New Jersey’s state pensions are only 57 percent funded, one of the lowest funding ratios in the nation among state pensions. As of December, the state had $53.9 billion in unfunded liabilities, according to a report by state’s Treasury Department.
By far, the alternative category to see the biggest target increase is hedge funds, whose allocation level is set to nearly double under the new 2012 targets, to 10 percent from 5.3 percent. That rise translates into about $3.5 billion in additional money for the hedge fund industry.
Moreover, under the state’s “Preliminary Long Term Target,” a provisional target that is pending the completion of an asset-liability study, alternative assets are set to grow even further, to 33.2 percent, closer to the state’s newly raised 38 percent cap (the state’s previous alternatives cap was 28 percent). Under that long-term target, the allocation to hedge funds would grow to 14 percent.

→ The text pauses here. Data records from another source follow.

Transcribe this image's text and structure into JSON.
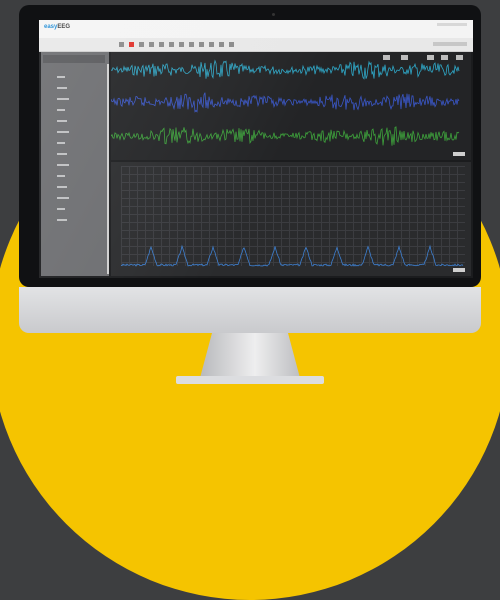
{
  "app": {
    "logo_part1": "easy",
    "logo_part2": "EEG"
  },
  "colors": {
    "background": "#3d3e40",
    "accent_circle": "#f5c400",
    "wave_top": "#2fa8c8",
    "wave_middle": "#3a57c8",
    "wave_bottom": "#3ea33c",
    "spectrum": "#3d7fd0"
  },
  "toolbar": {
    "icons": [
      "file-icon",
      "record-icon",
      "play-icon",
      "stop-icon",
      "save-icon",
      "settings-icon",
      "view-icon",
      "zoom-icon",
      "filter-icon",
      "marker-icon",
      "export-icon",
      "help-icon"
    ]
  },
  "sidebar": {
    "title": "",
    "item_count": 14
  },
  "panels": {
    "waveform_channels": 3,
    "spectrum_peaks": 10
  }
}
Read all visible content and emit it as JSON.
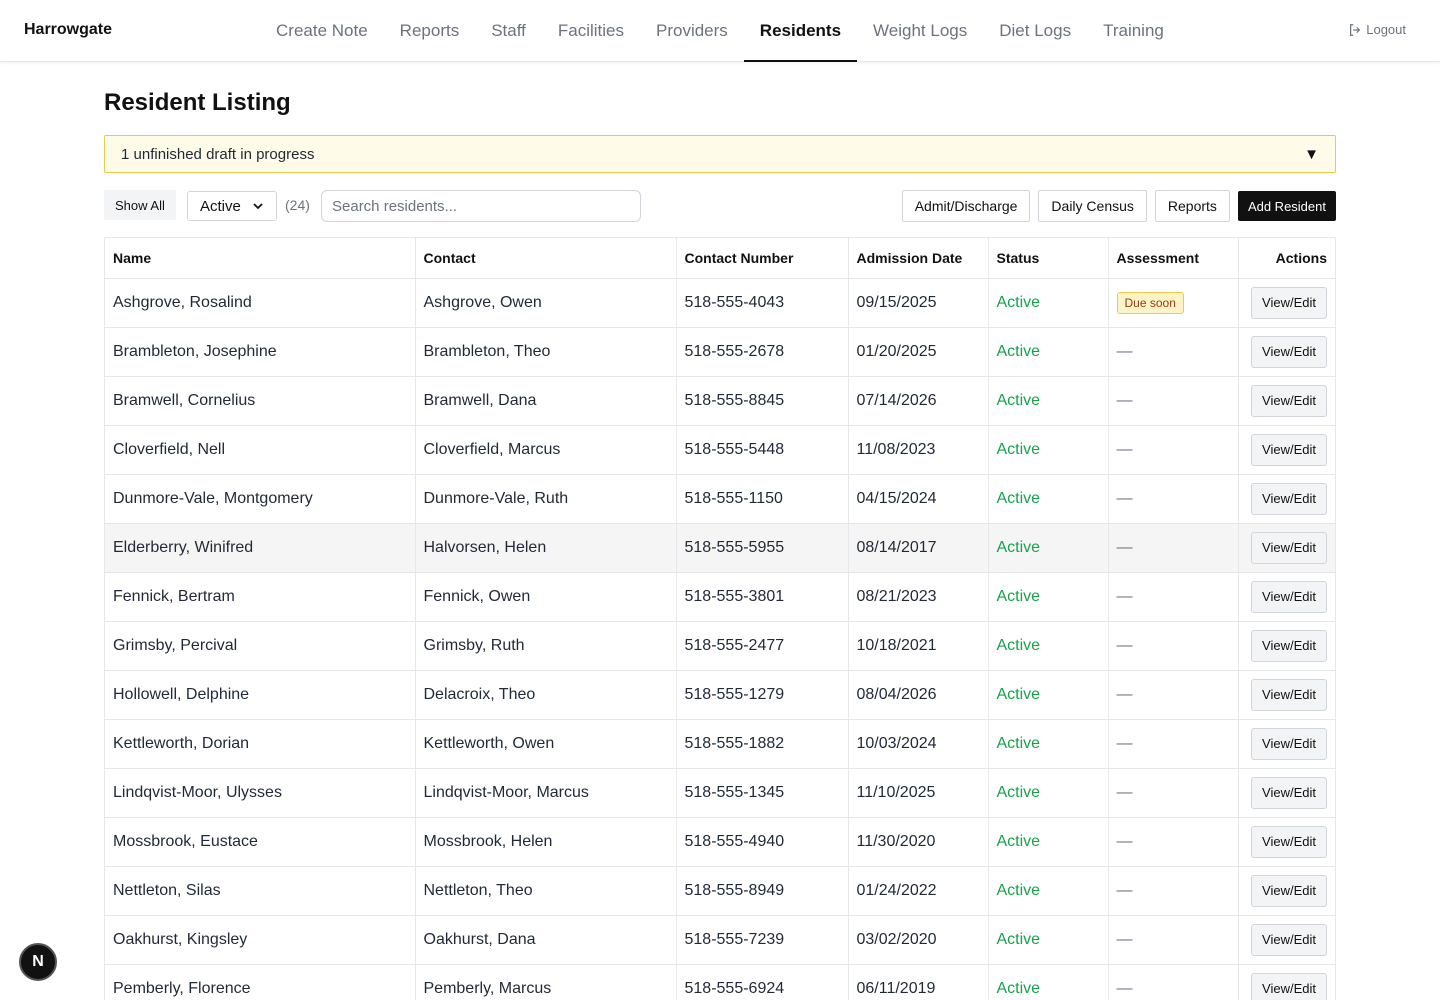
{
  "brand": "Harrowgate",
  "nav": {
    "items": [
      {
        "label": "Create Note",
        "key": "create-note"
      },
      {
        "label": "Reports",
        "key": "reports"
      },
      {
        "label": "Staff",
        "key": "staff"
      },
      {
        "label": "Facilities",
        "key": "facilities"
      },
      {
        "label": "Providers",
        "key": "providers"
      },
      {
        "label": "Residents",
        "key": "residents",
        "active": true
      },
      {
        "label": "Weight Logs",
        "key": "weight-logs"
      },
      {
        "label": "Diet Logs",
        "key": "diet-logs"
      },
      {
        "label": "Training",
        "key": "training"
      }
    ],
    "logout_label": "Logout",
    "logout_icon": "logout-icon"
  },
  "page": {
    "title": "Resident Listing",
    "draft_banner": "1 unfinished draft in progress",
    "draft_caret": "▼"
  },
  "toolbar": {
    "show_all_label": "Show All",
    "status_selected": "Active",
    "count": "(24)",
    "search_placeholder": "Search residents...",
    "admit_discharge_label": "Admit/Discharge",
    "daily_census_label": "Daily Census",
    "reports_label": "Reports",
    "add_resident_label": "Add Resident"
  },
  "table": {
    "headers": [
      "Name",
      "Contact",
      "Contact Number",
      "Admission Date",
      "Status",
      "Assessment",
      "Actions"
    ],
    "action_label": "View/Edit",
    "status_color": "#16a34a",
    "rows": [
      {
        "name": "Ashgrove, Rosalind",
        "contact": "Ashgrove, Owen",
        "phone": "518-555-4043",
        "admission": "09/15/2025",
        "status": "Active",
        "assessment": "Due soon",
        "assessment_badge": true
      },
      {
        "name": "Brambleton, Josephine",
        "contact": "Brambleton, Theo",
        "phone": "518-555-2678",
        "admission": "01/20/2025",
        "status": "Active",
        "assessment": "—"
      },
      {
        "name": "Bramwell, Cornelius",
        "contact": "Bramwell, Dana",
        "phone": "518-555-8845",
        "admission": "07/14/2026",
        "status": "Active",
        "assessment": "—"
      },
      {
        "name": "Cloverfield, Nell",
        "contact": "Cloverfield, Marcus",
        "phone": "518-555-5448",
        "admission": "11/08/2023",
        "status": "Active",
        "assessment": "—"
      },
      {
        "name": "Dunmore-Vale, Montgomery",
        "contact": "Dunmore-Vale, Ruth",
        "phone": "518-555-1150",
        "admission": "04/15/2024",
        "status": "Active",
        "assessment": "—"
      },
      {
        "name": "Elderberry, Winifred",
        "contact": "Halvorsen, Helen",
        "phone": "518-555-5955",
        "admission": "08/14/2017",
        "status": "Active",
        "assessment": "—",
        "highlighted": true
      },
      {
        "name": "Fennick, Bertram",
        "contact": "Fennick, Owen",
        "phone": "518-555-3801",
        "admission": "08/21/2023",
        "status": "Active",
        "assessment": "—"
      },
      {
        "name": "Grimsby, Percival",
        "contact": "Grimsby, Ruth",
        "phone": "518-555-2477",
        "admission": "10/18/2021",
        "status": "Active",
        "assessment": "—"
      },
      {
        "name": "Hollowell, Delphine",
        "contact": "Delacroix, Theo",
        "phone": "518-555-1279",
        "admission": "08/04/2026",
        "status": "Active",
        "assessment": "—"
      },
      {
        "name": "Kettleworth, Dorian",
        "contact": "Kettleworth, Owen",
        "phone": "518-555-1882",
        "admission": "10/03/2024",
        "status": "Active",
        "assessment": "—"
      },
      {
        "name": "Lindqvist-Moor, Ulysses",
        "contact": "Lindqvist-Moor, Marcus",
        "phone": "518-555-1345",
        "admission": "11/10/2025",
        "status": "Active",
        "assessment": "—"
      },
      {
        "name": "Mossbrook, Eustace",
        "contact": "Mossbrook, Helen",
        "phone": "518-555-4940",
        "admission": "11/30/2020",
        "status": "Active",
        "assessment": "—"
      },
      {
        "name": "Nettleton, Silas",
        "contact": "Nettleton, Theo",
        "phone": "518-555-8949",
        "admission": "01/24/2022",
        "status": "Active",
        "assessment": "—"
      },
      {
        "name": "Oakhurst, Kingsley",
        "contact": "Oakhurst, Dana",
        "phone": "518-555-7239",
        "admission": "03/02/2020",
        "status": "Active",
        "assessment": "—"
      },
      {
        "name": "Pemberly, Florence",
        "contact": "Pemberly, Marcus",
        "phone": "518-555-6924",
        "admission": "06/11/2019",
        "status": "Active",
        "assessment": "—"
      }
    ]
  },
  "floating_badge": {
    "letter": "N"
  }
}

New Jersey defines alternative investments as hedge funds, private equity, real estate and commodities/real assets. Private equity, representing 6.7 percent of the current portfolio, will rise to 7 percent under the 2012 plan. Commodities, now 2 percent of the portfolio, are set to double to 4 percent.
Much of the money being targeted to alternative investments will come from a shift in emphasis away from U.S. fixed income investments. The previous target of 41.8 percent for U.S. fixed income will become a 30.5 target under the 2012 allocation plan.